Tips for Social Media Sales.
Sizing your photos and posts, linking and Google ratings.
For many of us, advertising costs are out of reach. How can we sell our art without paying high prices for advertising? How can we show thousands of people our work and get them to buy it? Social Media.
Facebook. YouTube. Twitter. Etsy, Pinterest. Instagram. Google+…. Are the very best free marketing tools that we have. Get on them all! Have an account at every and any social media site or business listing that you possibly can.
Remember, the more your business name (keywords) is found on line, the better your ranking will be when someone ‘Googles’ you or your product. For example, if someone Googles ‘first nations art with bear’ these are keywords. Make sure that your website or Etsy site is loaded with descriptive key words for your product.

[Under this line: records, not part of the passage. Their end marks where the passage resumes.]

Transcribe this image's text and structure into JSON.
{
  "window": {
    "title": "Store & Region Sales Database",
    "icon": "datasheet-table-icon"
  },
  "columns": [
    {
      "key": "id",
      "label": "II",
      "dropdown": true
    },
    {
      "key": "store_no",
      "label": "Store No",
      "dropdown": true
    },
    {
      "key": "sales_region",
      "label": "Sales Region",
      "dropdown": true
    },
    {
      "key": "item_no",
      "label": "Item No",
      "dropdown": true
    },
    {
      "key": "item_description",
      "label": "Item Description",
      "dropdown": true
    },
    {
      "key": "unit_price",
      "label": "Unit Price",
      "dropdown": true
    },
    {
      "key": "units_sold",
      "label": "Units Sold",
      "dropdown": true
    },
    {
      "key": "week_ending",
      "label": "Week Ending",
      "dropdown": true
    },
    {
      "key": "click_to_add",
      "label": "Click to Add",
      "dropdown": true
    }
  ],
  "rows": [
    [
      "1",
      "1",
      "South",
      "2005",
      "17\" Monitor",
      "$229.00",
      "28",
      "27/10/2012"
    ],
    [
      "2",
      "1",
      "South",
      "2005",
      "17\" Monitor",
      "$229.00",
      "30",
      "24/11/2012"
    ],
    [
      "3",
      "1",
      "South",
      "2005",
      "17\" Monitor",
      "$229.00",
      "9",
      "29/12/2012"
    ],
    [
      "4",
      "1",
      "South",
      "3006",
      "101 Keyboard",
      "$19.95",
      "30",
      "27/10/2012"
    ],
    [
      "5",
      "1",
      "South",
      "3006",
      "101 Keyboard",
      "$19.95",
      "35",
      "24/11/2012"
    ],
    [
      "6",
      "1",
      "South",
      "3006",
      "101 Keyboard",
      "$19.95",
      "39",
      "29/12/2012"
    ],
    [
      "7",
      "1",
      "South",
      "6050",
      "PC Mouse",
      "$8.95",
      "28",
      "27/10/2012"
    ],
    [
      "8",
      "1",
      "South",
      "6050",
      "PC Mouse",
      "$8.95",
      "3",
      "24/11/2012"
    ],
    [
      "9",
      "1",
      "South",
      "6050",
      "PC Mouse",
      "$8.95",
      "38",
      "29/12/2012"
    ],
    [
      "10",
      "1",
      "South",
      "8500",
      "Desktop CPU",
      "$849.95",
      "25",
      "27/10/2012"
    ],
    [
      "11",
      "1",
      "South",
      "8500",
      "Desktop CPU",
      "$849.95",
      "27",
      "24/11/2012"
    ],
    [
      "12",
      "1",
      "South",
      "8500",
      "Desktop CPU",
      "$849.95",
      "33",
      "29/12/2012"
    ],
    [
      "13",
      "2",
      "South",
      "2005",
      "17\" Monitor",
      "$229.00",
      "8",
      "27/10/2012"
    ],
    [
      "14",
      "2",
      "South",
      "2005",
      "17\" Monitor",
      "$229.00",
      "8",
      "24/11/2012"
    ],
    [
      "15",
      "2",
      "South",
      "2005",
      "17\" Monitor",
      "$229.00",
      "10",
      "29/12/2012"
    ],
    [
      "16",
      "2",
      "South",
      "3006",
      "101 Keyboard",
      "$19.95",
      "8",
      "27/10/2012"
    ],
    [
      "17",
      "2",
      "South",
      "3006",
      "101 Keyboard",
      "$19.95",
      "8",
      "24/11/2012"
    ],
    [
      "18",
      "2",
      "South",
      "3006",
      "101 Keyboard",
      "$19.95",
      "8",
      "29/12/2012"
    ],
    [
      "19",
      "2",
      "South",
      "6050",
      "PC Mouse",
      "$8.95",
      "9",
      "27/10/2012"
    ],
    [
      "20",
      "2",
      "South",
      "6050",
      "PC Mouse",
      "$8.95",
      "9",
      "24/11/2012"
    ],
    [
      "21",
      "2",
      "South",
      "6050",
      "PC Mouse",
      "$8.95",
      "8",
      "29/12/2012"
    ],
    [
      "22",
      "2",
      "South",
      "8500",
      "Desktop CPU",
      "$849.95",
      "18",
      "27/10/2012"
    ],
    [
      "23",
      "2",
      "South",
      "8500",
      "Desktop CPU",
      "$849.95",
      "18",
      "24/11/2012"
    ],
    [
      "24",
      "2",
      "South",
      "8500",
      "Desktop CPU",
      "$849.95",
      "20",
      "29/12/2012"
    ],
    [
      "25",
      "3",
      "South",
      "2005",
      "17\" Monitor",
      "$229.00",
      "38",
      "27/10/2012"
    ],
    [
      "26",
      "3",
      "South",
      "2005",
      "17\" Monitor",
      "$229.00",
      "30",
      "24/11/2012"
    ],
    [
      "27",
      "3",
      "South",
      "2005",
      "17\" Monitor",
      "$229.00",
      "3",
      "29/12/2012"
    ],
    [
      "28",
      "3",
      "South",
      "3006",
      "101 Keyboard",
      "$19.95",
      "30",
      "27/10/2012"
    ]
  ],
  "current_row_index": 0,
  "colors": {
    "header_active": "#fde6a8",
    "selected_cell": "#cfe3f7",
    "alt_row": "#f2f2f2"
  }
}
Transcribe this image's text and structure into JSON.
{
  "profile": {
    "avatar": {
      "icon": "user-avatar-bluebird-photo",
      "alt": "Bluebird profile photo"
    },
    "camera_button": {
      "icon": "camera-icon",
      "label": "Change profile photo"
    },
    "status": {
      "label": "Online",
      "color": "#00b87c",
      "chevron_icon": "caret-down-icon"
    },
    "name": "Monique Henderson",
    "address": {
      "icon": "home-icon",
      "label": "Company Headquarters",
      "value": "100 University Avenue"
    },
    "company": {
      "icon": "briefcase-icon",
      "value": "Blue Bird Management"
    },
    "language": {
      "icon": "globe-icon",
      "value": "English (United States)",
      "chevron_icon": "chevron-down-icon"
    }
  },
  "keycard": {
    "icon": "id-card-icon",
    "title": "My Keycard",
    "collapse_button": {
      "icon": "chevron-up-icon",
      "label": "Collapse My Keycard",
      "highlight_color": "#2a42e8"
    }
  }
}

Make yourself some business listings on free sites and ask your friends and associates to link to your website from theirs. It’s as simple as just having your address somewhere on their page. Even Facebook addresses work that way! A link is a link and the more places you have one, the more people will see your product. To find free art directories, just Google ‘free art directories’ or ‘artist directories’ or ‘First Nations art directory’. Don’t forget, in the U.S. they are still using ‘Native American’ so that is your key word for searches for people who are older, not familiar with our culture or are in the U.S.
You can start with a business page on Facebook. It will go under your personal account and you can ask people to ‘like’ your page through your personal contacts. Free. If you are persistent, your numbers will grow very quickly and more and more people will see your product.
Likewise, if you post engaging information, photos or links, people will be likely to ‘share’ your posts. Imagine the reach if one person, who has 1000 Facebook friends, shares your post.
There are also endless options to market your page through Facebook paid promotions and you can even put a limit on your spending so you don’t go over your budget. You can pick your target market (men, women, Italy, First Nations, families, pets, etc.) and even target certain geographical areas.
The biggest challenge here is ‘engaging’ posts, photos and links. If your posts are boring or your photos are bad, people will skim past them– they will be overlooked.
It’s really important to make sure that your timeline photos, profile photos, headers and cover photos be properly sized. You want the viewer to see both the images and text within the space provided.
If your images or text are cut off or misplaced, it is possible that only a part will be seen. Imagine if you want your beautiful new painting to be seen by the world but they only find it cut off at first glance. You’re going to lose that audience.
Setting Up Your Cover Photo on Facebook
If I were to only upload my logo that has not been sized correctly, it would be cut off as it is in the first image. The second image has been carefully planned out so that the profile photo doesn’t cut off any of my images or text. Likewise, I have moved my text up so that the tabs (Learn More, Liked, Message) are not covering any of my information.
Posting Photos to Your Timeline
I find the best size for my posts is using an image that is 2000px x 2000px (square). Facebook is pretty great at sizing photos so that they can be seen in their entirety. Especially when you click a photo and it opens in a light-box fully sized.
But at a glance, if a visitor is scrolling down your page they might miss really important posts because they don’t stand out.
Posting Links to Websites
When posting links to websites, you will get several image choices. Facebook will give you an option for every image found on that page and you can ‘tack’ it to the link. But remember, website photos are not sized for Facebook and often they will get cut off.
You will have to make a choice on how you want that link represented and choose the most suitable picture.
You want to pick a photo that will fit the box. Website photos are in multiple sizes so it’s likely that it won’t fit. You can pick one that will represent what you want to show or sometimes you can upload your own photo.
In this example, I’m talking about feathers and there is no option to upload my own photo so I’ll pick this one.
You can see in this first image that the photo seems small but still does not utilize the entire space. In the second photo we have zoomed and cropped to 1200px square and it fits perfectly.
Social Media Templates
These images are pulled from Hootsuite (an app that allows you to schedule your social media posts). Link: https://blog.hootsuite.com/social-media-image-sizes-guide/